Leah and Marcus were very happily reunited - if quite briefly. Marcus then expressed his gratitude to Daniel - and also a bit of surprise at his change of heart. Daniel told Marcus about how Jesus had shown him his sin of hated, how it was far more constricting than Roman bondage, and the way that giving everything to Jesus gave him a new feeling of freedom he'd never felt before - or even imagined. Marcus didn't seem to quite understand - but he was clearly interested. As he left, Daniel somehow knew that he and Leah had affected Marcus' life in a significant way - and Jesus had, secondhand.
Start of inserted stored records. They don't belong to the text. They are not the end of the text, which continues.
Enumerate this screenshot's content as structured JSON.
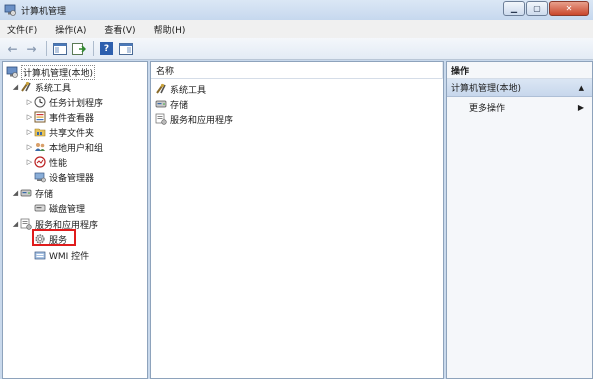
{
  "window": {
    "title": "计算机管理",
    "min_glyph": "▁",
    "max_glyph": "▢",
    "close_glyph": "✕"
  },
  "menu": [
    "文件(F)",
    "操作(A)",
    "查看(V)",
    "帮助(H)"
  ],
  "toolbar": {
    "back_icon": "←",
    "forward_icon": "→",
    "help_glyph": "?"
  },
  "tree": {
    "root": "计算机管理(本地)",
    "system_tools": "系统工具",
    "task_scheduler": "任务计划程序",
    "event_viewer": "事件查看器",
    "shared_folders": "共享文件夹",
    "local_users": "本地用户和组",
    "performance": "性能",
    "device_manager": "设备管理器",
    "storage": "存储",
    "disk_management": "磁盘管理",
    "services_apps": "服务和应用程序",
    "services": "服务",
    "wmi": "WMI 控件",
    "expanded_arrow": "◢",
    "collapsed_arrow": "▷"
  },
  "middle": {
    "column_header": "名称",
    "items": [
      "系统工具",
      "存储",
      "服务和应用程序"
    ]
  },
  "actions": {
    "header": "操作",
    "section_title": "计算机管理(本地)",
    "section_caret": "▲",
    "more": "更多操作",
    "more_caret": "▶"
  },
  "colors": {
    "highlight": "#e01c1c",
    "selection": "#c7d7ec"
  }
}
Since Jesus raised Leah from the dead, she was better than ever. It wasn't so much the fact that she was raised - rather, it was the change in Daniel's heart wrought by Jesus in Daniel's heart that made the difference. All fear in Leah's heart of him was gone now that he had been so clearly changed. More than that, Daniel's love for her, no longer abated by stifling cords of hatred around his heart, seemed to grow and blossom every day. As Daniel's warmth increased, so Leah's demons seemed to slowly fade into the background, until that wonderful day when she was willing to leave her home and be seen by many eyes as she attended Daniel and Thacia's wedding. After the wedding, Leah moved into her own house, very close to Daniel and Thacia's, and made money selling the fine cloth she wove.
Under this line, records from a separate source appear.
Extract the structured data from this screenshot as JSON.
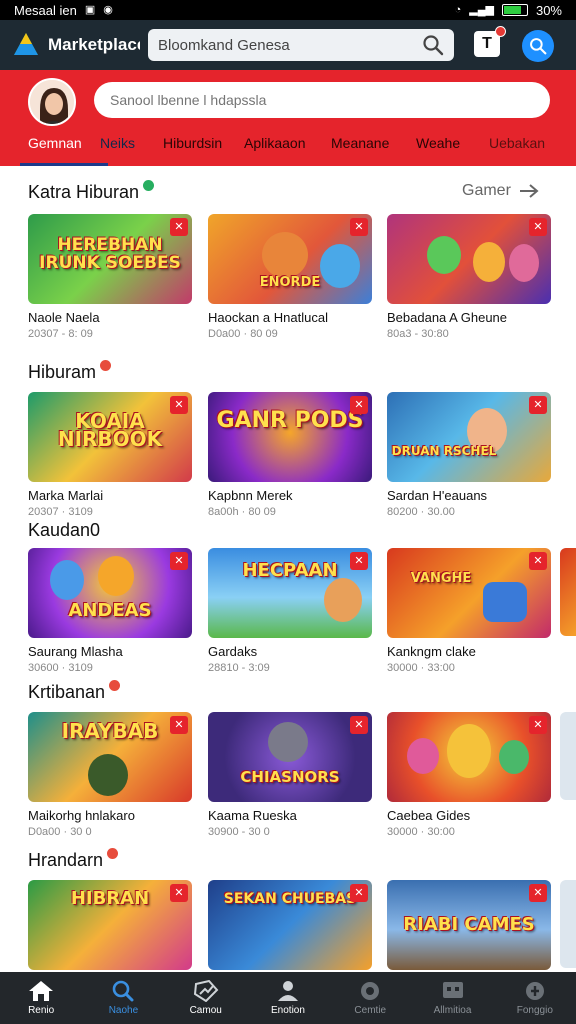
{
  "status_bar": {
    "carrier": "Mesaal ien",
    "battery": "30%"
  },
  "header": {
    "app_title": "Marketplace",
    "search_value": "Bloomkand Genesa",
    "notification_label": "T",
    "logo_icon": "triangle-logo-icon"
  },
  "profile_bar": {
    "search_placeholder": "Sanool lbenne l hdapssla"
  },
  "tabs": [
    {
      "label": "Gemnan",
      "active": true
    },
    {
      "label": "Neiks"
    },
    {
      "label": "Hiburdsin"
    },
    {
      "label": "Aplikaaon"
    },
    {
      "label": "Meanane"
    },
    {
      "label": "Weahe"
    },
    {
      "label": "Uebakan"
    }
  ],
  "sections": [
    {
      "title": "Katra Hiburan",
      "see_all": "Gamer",
      "dot_color": "#27ae60",
      "cards": [
        {
          "title": "Naole Naela",
          "meta": "20307 - 8: 09",
          "art": "HEREBHAN IRUNK SOEBES",
          "bg": "#2e9b4a"
        },
        {
          "title": "Haockan a Hnatlucal",
          "meta": "D0a00 · 80 09",
          "art": "ENORDE",
          "bg": "#e08a1e"
        },
        {
          "title": "Bebadana A Gheune",
          "meta": "80a3 - 30:80",
          "art": "",
          "bg": "#b0347c"
        }
      ]
    },
    {
      "title": "Hiburam",
      "dot_color": "#e74c3c",
      "cards": [
        {
          "title": "Marka Marlai",
          "meta": "20307 · 3109",
          "art": "KOAIA NIRBOOK",
          "bg": "#1e9b6a"
        },
        {
          "title": "Kapbnn Merek",
          "meta": "8a00h · 80 09",
          "art": "GANR PODS",
          "bg": "#6a2aa8"
        },
        {
          "title": "Sardan H'eauans",
          "meta": "80200 · 30.00",
          "art": "DRUAN RSCHEL",
          "bg": "#2d6fb5"
        }
      ]
    },
    {
      "title": "Kaudan0",
      "cards": [
        {
          "title": "Saurang Mlasha",
          "meta": "30600 · 3109",
          "art": "ANDEAS",
          "bg": "#7b2fc1"
        },
        {
          "title": "Gardaks",
          "meta": "28810 - 3:09",
          "art": "HECPAAN",
          "bg": "#3a8de0"
        },
        {
          "title": "Kankngm clake",
          "meta": "30000 · 33:00",
          "art": "VANGHE",
          "bg": "#d8391e"
        }
      ]
    },
    {
      "title": "Krtibanan",
      "dot_color": "#e74c3c",
      "cards": [
        {
          "title": "Maikorhg hnlakaro",
          "meta": "D0a00 · 30 0",
          "art": "IRAYBAB",
          "bg": "#1f8f8a"
        },
        {
          "title": "Kaama Rueska",
          "meta": "30900 - 30 0",
          "art": "CHIASNORS",
          "bg": "#3d2a7a"
        },
        {
          "title": "Caebea Gides",
          "meta": "30000 · 30:00",
          "art": "",
          "bg": "#e8502a"
        }
      ]
    },
    {
      "title": "Hrandarn",
      "dot_color": "#e74c3c",
      "cards": [
        {
          "title": "",
          "meta": "",
          "art": "HIBRAN",
          "bg": "#2b9b45"
        },
        {
          "title": "",
          "meta": "",
          "art": "SEKAN CHUEBAS",
          "bg": "#1f3f8a"
        },
        {
          "title": "",
          "meta": "",
          "art": "RIABI CAMES",
          "bg": "#3a6fb0"
        }
      ]
    }
  ],
  "bottom_nav": [
    {
      "label": "Renio",
      "icon": "home-icon",
      "active": true
    },
    {
      "label": "Naohe",
      "icon": "search-icon"
    },
    {
      "label": "Camou",
      "icon": "tag-icon"
    },
    {
      "label": "Enotion",
      "icon": "person-icon"
    },
    {
      "label": "Cemtie",
      "icon": "globe-icon",
      "dim": true
    },
    {
      "label": "Allmitioa",
      "icon": "chat-icon",
      "dim": true
    },
    {
      "label": "Fonggio",
      "icon": "settings-icon",
      "dim": true
    }
  ]
}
That wedding was a beautiful day. All the boys from Daniel's band came. Obviously, they were happy for their friend, but Joel more than the others. His companion and his sister were like two halves of a broken piece of pottery, finally put together to form the whole. Now, their lives could be filled with many valuable treasures. Their new happiness was evident to all, but especially to Joel, who knew them better than anyone, and knew the unfulfillment that lurked deep in their hearts.

When Daniel told his band about how Jesus' miracle and his choice to give up hatred and follow Jesus, many failed to understand. It wasn't just that they themselves still hated the Romans; they were utterly baffled that Daniel had changed. When he urged them to come with him and hear Jesus, some refused. But some were very intrigued by the new and mysterious joy that clearly showed on Daniel's countenance.
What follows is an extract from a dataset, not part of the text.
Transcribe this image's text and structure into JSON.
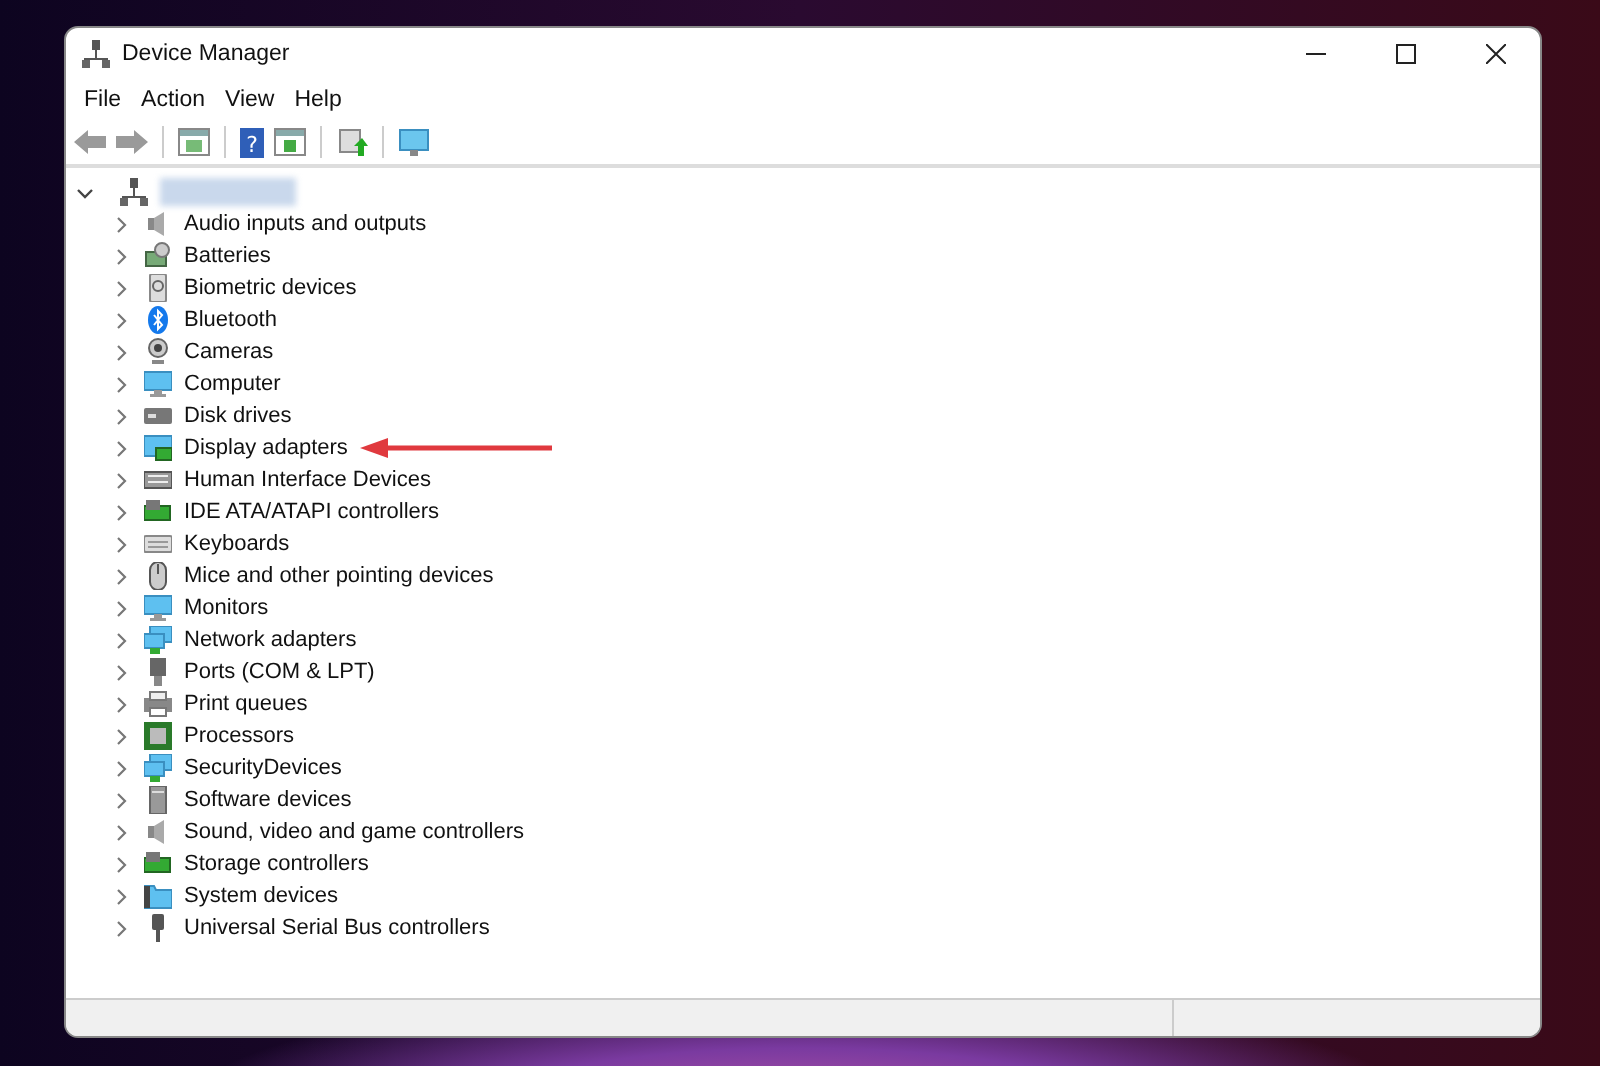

At first, Joel too was confused about Daniel's change - especially his shifting of priorities. He no longer seemed to care as much about liberating Israel from the chains of Rome. He was more concerned about the chains of hatred that bound so many hearts. Joel wasn't sure about this at first, but as he saw the new hope, love and joy that were beginning, gradually yet undeniably, to manifest themselves in Daniel, as compared to his former anger and bitterness, his heart softened. Still, he was reluctant to commit himself to Jesus because of his father's opposition to the man. But as time went on, and his studies continued, he only began to see more and more that Jesus' teachings didn't contradict the Law. In fact, his interpretation often seemed superior, somehow, to the Pharisees'. His heart warmed to Jesus more everyday. Eventually, there came a day when he could no longer deny it. Jesus was the Messiah.

However, shortly after that realization came a day of darkness.

Jesus was dead, crucified by the Romans.

Daniel was stunned. For a minute, it came back. The hatred resurfaced in his soul. Yet it dissolved as quickly as it appeared, as he learned the truth - the Jewish teachers of the law were the ones who were ultimately responsible for this.

Though shocked and filled with incredible grief, somehow, Daniel's hope and conviction grew, seemingly to a miraculous extent, when he heard the words spoken by Jesus as he died.

"Father, forgive them, for they know not what they do."

His eyes full of tears, Daniel felt a stabbing guilt that he could've, even for a minute, doubted Jesus' path of love. The tears were combined with hope that deeply penetrated his soul. Jesus never feared the men who put him to death - he only loved them. And he knew that love was stronger than hatred. He knew that Jesus was more than just a man. Somehow, though perhaps he couldn't have put it into words, he knew Jesus would not stay dead, for He truly was God's Son.